DANIEL GARFIELD DEACON was born in Baltimore, Maryland on January 6, 1880. He moved to Camden around 1909. By September of 1918 he had bought a home with his wife Georgia at 2710 Pierce Avenue in Cramer Hill. He was then working as an instructor in a shipyard. Daniel Deacon also operated a flower shop until 1931. He returned to shipbuilding, finding work as a riveter at the Philadelphia Navy Yard and at the Cramp Shipyard, before gaining an appointment as the City Gardener in 1937. At some point after April of 1942 Mr. and Mrs. Deacon moved to 605 North 2nd Street in North Camden.

After being appointed City Gardener, Daniel Deacon spent the rest of his life tending to the flowers and shrubbery at City Hall. The flower beds that he planted and maintained at Roosevelt Plaza were noticed by all who came to the city until they were torn up to make room for the Parkade Building in the mid-1950s. Daniel Deacon was left with four small flower beds at City Hall to tend, which he did until his death in February of 1959.

On February 5, 1959 Daniel G. Deacon collapsed on Federal Street near Hudson, opposite his beloved flower beds. He was taken Cooper Hospital where he passed away. After services at the Murray Funeral Home on Cooper Street, he was buried at Bethel Memorial Park in Pennsauken NJ. He was survived by his wife Georgia, son Daniel J. Deacon, daughter Mrs. Lily Chilcott, a grandchild, three great-grandchildren, and a sister, Mrs. Ada Hallowell.  

World War I Draft Card

Camden Courier-Post - June 4, 1933

Head of Pyne Poynt Garden Group Says Relief Job Needs "More Heart"

Demand that Dr. Arthur L. Stone be retained as Camden city director of emergency relief was made by Walter S. Agin, president of the Pyne Poynt Garden Club, at a meeting of the Cox Garden Club at Twenty-first Street and Harrison Avenue.

"The city gardeners ask John Colt, state director of relief, to refuse to accept the resignation of Dr. Stone," Agin said. "They feel that a great heart like that of Abraham Lincoln in 1861 is the thing most needed today.
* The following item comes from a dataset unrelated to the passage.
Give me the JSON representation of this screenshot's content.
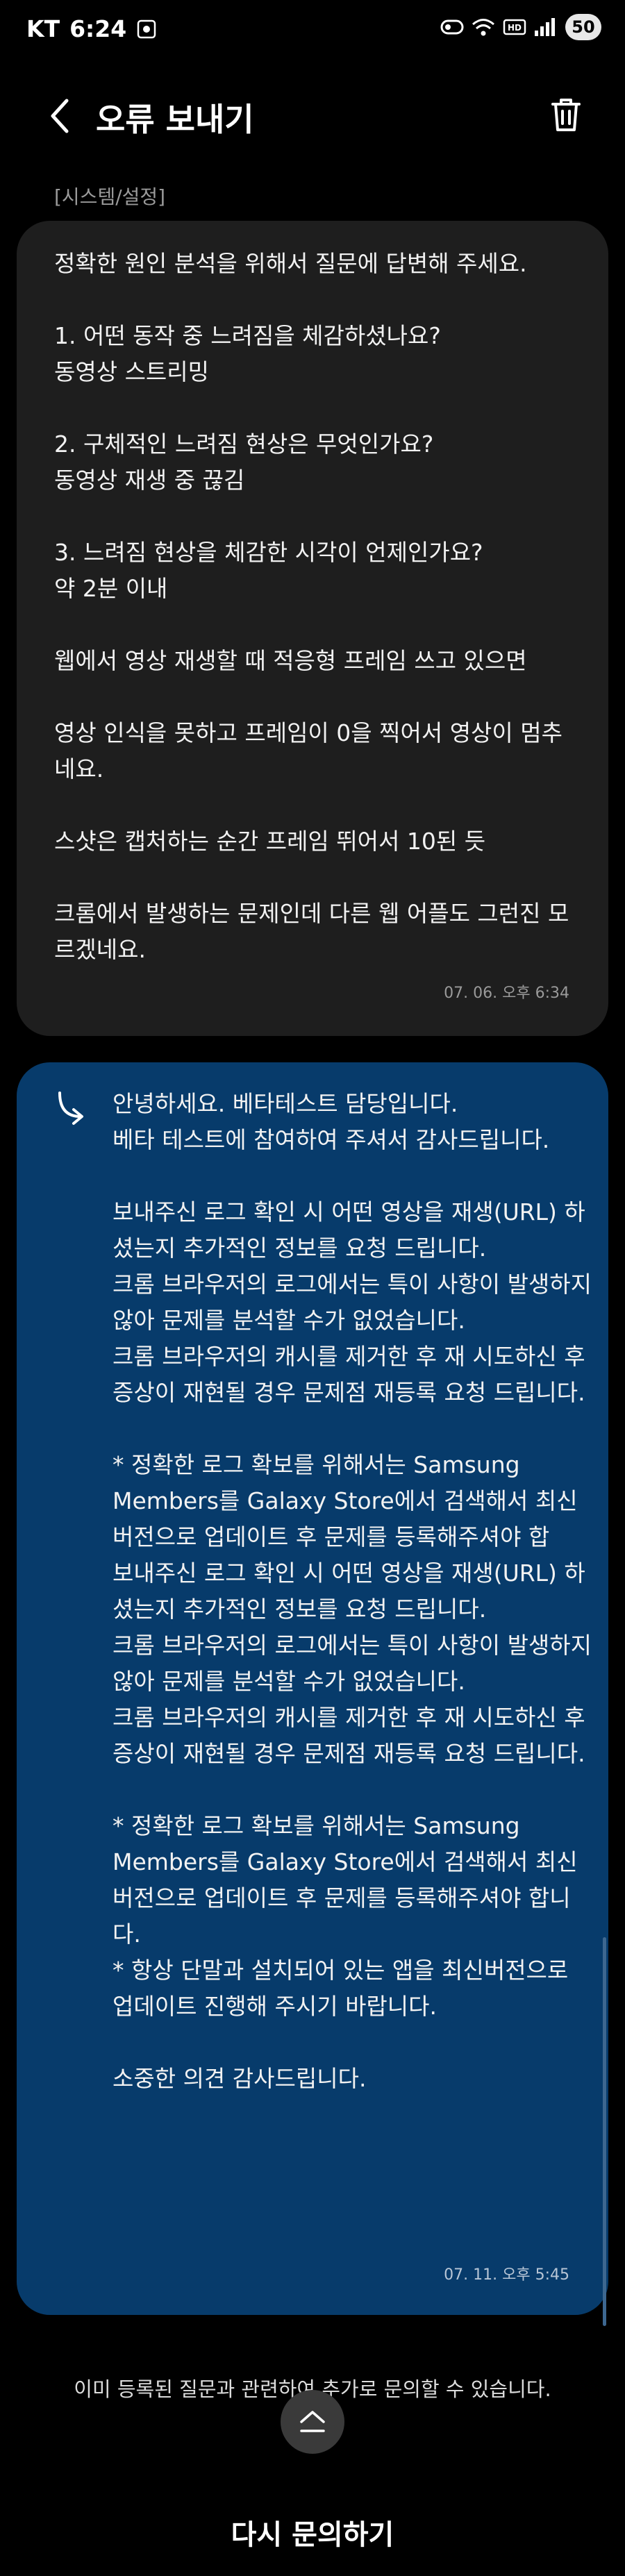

The city of Camden and the unemployed as well as the relief administration have use for a man with a heart and a head. After all, it is not what we do for ourselves that make us great, but what we do for the other fellow. We believe there is something more than the excuse that 'he let his heart rule his head' for the demand of County Director Wayland P. Cramer for Dr. Stone's resignation and for that reason we ask that Dr. Stone be retained on the job."

More than 20,000 tomato, pepper and cabbage plants were given to the city gardeners by Daniel Deacon, Twenty-seventh street and Pierce Avenue and more tomato plants will arrive today from the Campbell Soup Company firms at Mt. Holly for distribution to the various gardens throughout the city. The Kaighn Avenue Plumbing Supply Company donated 300 feet of water pipe to the Pyne Poynt Club, while 2 tons of fertilizer were given the gardeners by the Walters Company, of Philadelphia.

John Emery, president, of the Cox Club, announced his organization has 137 gardens underway on the old Cox farm on Harrison Avenue. 

World War II Draft Card

Camden Courier-Post - February 6, 1959

1940s Postcard View of Roosevelt Plaza and Camden's City Hall

Early 1960s Postcard
Camden's City Hall

Shadow in lower left corner
is from the
Parkade Building

Two of
Daniel G. Deacon's
remaining flower beds are visible